The trial court sustained the Authority's demurrer without leave to amend. It found that the cause of action for declaratory relief was premature "on the grounds that it's premature with regard to the noise, with the understanding the statute says 70 decibels, that there's been no pleading allegation that it has violated the 70 decibels, that the rest of it is premature,..." The trial court also ruled that there was no case in controversy regarding the cause of action for injunctive relief. Burbank filed a timely appeal from the entry of judgment in favor of the Authority.
When reviewing a trial court order sustaining a demurrer without leave to amend, we give the complaint a reasonable interpretation, and treat the demurrer as admitting all material facts properly pleaded. (Blank v. Kirwan (1985)39 Cal.3d 311, 318.) We do not assume the truth of contentions, deductions or conclusions of law. (Moore v. Regents of University of California (1990) 51 Cal.3d 120, 125.) "The judgment must be affirmed 'if any one of the several grounds of demurrer is well taken. [Citations.]' .... However, it is error for a trial court to sustain a demurrer when the plaintiff has stated a cause of action under any possible legal theory. [Citation.] And it is an abuse of discretion to sustain a demurrer without leave to amend if the plaintiff shows there is a reasonable possibility any defect identified by the defendant can be cured by amendment. [Citation.]" (Aubry v. Tn-City Hospital Dist. (1992) 2 Cal.4th 962, 967.)
A. The Regulatory Scheme
We first examine section 6546.1 and the regulations regarding airport noise.
As originally enacted in 1976, section 6546.1 provided: "In operating the airport, the [Authority] shall not permit or authorize any activity in conjunction with the airport which results in an increase of the size of the noise impact area based on a community noise equivalent level of 70 decibels as established pursuant to Title 4, California Administrative Code, Chapter 9, Subchapter 6, and shall further comply with the future community noise equivalent levels prescribed by such title as it now exists or is hereafter amended.". (Stats. 1976, ch. 919, s. 1, pp.2103-2104, emphasis added.) The interpretation of the italicized language is the subject of significant disagreement between the parties, which we discuss below. The statute also provides that the Authority is to implement noise monitoring requirements in accordance with administrative regulations. The Authority is admonished: "the entity shall diligently pursue all reasonable avenues available to insure that the adverse affects of noise are being mitigated to the greatest extent reasonably possible." [FN 2] (Ibid)
When section 6546.1 was enacted in 1976, title 4, California Administrative Code, section 50l2, already was in place, setting the community noise equivalent level (CNEL) at 70 decibels for existing airports until December 31, 1985 and at 65 decibels thereafter. Section 5012 of former title 4 provided:
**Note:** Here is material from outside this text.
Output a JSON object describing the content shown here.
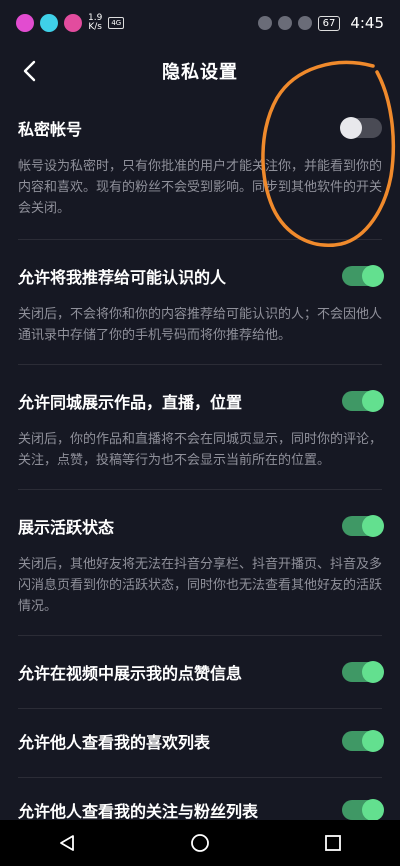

Section 5001 of the regulations defines relevant terms. "Noise impact area" is defined as: "[T]he area within the noise impact boundary that is composed of incompatible land use." (Cal. Code Regs., tit. 21, s. 5001, subd. (k).) "Noise Impact Boundary" is defined as: "[T]he locus of points around an airport for which the annual CNEL is equal to the airport noise standard established in Section 5012." (Cal. Code Regs., tit. 21, s. 5001, subd. (1).) "CNEL" is the acronym for "Daily Community Noise Equivalent Level," which is defined in section 5001, subdivision (f) of the regulations as the adjusted average daytime noise level according to a specified formula which takes into account noise over a 24 hour period. [FN 3] Section 5014 of the regulations provides that incompatible land uses include residences, schools, hospitals and convalescent homes, and places of worship.
Article 5 of title 21 of the Code of Regulations provides that a proprietor of an airport may obtain a variance from the requirements of section 5012. The Authority acknowledges that the Airport has been operated under a series of such variances since it acquired the Airport in 1978.